[Work required] Retrieve each line that contains the word "https" from the entries below.

Data records for software interfaces:
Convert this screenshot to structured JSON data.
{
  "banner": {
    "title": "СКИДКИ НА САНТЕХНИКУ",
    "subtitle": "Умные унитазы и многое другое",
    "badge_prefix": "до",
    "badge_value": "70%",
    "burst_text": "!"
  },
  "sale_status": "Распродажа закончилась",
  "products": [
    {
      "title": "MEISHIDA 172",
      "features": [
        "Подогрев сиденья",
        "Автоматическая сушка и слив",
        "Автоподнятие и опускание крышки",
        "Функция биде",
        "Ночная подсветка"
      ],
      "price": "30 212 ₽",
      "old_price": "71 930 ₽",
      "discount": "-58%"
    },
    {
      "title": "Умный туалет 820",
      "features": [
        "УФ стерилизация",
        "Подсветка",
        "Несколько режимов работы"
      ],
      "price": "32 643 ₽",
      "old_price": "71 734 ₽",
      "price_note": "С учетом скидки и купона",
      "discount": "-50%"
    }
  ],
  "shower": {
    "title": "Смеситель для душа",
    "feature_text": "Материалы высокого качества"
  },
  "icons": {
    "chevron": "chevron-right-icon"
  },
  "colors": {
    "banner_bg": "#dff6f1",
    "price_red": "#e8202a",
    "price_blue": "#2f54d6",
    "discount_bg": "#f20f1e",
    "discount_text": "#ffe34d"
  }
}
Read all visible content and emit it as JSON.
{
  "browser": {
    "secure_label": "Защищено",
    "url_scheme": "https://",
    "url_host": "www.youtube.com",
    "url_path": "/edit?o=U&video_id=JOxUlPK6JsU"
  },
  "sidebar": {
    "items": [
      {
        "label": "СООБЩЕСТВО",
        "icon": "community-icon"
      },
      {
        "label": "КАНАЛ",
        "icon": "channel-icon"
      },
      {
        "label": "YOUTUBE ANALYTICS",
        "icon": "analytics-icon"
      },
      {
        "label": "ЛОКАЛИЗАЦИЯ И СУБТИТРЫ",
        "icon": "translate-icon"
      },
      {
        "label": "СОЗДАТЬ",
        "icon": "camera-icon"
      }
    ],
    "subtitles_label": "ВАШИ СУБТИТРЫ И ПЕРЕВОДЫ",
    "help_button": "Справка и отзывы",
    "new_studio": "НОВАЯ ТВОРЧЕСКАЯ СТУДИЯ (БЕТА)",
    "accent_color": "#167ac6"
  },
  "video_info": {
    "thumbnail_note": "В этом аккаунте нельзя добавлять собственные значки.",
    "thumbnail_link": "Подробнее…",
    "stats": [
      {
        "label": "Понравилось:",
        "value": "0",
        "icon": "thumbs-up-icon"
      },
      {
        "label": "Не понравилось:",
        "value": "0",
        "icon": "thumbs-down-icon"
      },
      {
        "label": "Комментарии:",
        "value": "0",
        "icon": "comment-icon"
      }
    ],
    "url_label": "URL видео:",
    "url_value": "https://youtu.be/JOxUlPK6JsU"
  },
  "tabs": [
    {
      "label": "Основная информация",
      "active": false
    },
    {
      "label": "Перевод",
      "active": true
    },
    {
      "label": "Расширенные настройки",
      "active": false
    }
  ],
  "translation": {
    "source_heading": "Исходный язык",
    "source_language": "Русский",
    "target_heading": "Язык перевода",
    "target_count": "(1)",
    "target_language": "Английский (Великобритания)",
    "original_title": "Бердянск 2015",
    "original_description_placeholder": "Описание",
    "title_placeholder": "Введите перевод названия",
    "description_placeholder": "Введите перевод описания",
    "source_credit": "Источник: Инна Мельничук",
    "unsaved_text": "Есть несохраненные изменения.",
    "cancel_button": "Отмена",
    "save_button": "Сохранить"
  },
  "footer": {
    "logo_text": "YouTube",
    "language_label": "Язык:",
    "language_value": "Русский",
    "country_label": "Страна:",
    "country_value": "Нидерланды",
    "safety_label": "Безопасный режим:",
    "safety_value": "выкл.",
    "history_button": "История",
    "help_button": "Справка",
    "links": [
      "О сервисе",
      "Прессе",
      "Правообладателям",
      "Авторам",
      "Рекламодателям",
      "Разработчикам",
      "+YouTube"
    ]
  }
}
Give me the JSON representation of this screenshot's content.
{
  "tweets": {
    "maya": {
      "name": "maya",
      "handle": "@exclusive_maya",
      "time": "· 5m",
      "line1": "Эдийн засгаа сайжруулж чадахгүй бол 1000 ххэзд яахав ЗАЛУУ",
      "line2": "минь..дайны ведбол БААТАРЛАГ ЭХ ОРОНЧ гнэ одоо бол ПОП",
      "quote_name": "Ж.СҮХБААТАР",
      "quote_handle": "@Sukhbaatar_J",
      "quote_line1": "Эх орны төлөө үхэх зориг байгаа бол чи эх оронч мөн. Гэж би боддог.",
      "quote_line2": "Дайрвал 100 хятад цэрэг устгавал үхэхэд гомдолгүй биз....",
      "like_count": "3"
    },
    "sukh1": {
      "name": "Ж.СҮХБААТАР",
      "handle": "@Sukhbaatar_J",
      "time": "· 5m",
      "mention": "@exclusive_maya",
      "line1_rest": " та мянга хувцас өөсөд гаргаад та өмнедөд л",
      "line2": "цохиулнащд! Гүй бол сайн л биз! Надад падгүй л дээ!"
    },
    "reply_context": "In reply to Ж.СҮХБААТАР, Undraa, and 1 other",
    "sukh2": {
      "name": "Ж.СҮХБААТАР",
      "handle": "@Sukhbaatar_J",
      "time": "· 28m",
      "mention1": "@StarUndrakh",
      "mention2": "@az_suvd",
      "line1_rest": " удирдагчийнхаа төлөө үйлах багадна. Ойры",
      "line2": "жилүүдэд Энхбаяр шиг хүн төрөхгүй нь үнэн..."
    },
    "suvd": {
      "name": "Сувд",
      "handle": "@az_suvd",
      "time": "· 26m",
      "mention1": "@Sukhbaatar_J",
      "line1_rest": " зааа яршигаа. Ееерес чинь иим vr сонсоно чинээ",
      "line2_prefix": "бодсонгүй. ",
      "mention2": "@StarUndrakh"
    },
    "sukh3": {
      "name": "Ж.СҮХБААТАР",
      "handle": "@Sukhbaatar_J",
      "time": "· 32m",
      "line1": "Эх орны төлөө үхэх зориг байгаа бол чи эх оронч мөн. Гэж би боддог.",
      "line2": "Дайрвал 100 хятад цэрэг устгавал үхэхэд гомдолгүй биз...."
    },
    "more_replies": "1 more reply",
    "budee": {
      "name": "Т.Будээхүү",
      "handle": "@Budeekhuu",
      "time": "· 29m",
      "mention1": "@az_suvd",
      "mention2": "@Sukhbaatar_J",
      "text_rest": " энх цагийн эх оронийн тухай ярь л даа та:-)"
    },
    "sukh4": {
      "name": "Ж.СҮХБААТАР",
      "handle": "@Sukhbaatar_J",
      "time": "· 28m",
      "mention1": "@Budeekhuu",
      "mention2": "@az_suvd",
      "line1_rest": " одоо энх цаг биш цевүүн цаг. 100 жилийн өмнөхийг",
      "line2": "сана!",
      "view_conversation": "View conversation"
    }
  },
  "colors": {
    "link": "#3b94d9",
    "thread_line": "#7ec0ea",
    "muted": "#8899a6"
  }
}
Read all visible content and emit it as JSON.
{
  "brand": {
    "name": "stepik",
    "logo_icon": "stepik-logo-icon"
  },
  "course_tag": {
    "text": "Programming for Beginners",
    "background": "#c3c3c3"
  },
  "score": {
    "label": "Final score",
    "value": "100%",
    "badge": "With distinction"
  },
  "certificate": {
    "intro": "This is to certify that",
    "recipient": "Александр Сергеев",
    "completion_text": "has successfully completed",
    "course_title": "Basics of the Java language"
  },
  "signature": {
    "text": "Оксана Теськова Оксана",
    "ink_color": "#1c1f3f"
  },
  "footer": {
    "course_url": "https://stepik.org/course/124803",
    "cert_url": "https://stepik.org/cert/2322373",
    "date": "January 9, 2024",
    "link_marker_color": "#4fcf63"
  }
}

[Solution to this exercise]
    "url_scheme": "https://",
    "url_value": "https://youtu.be/JOxUlPK6JsU"
    "course_url": "https://stepik.org/course/124803",
    "cert_url": "https://stepik.org/cert/2322373",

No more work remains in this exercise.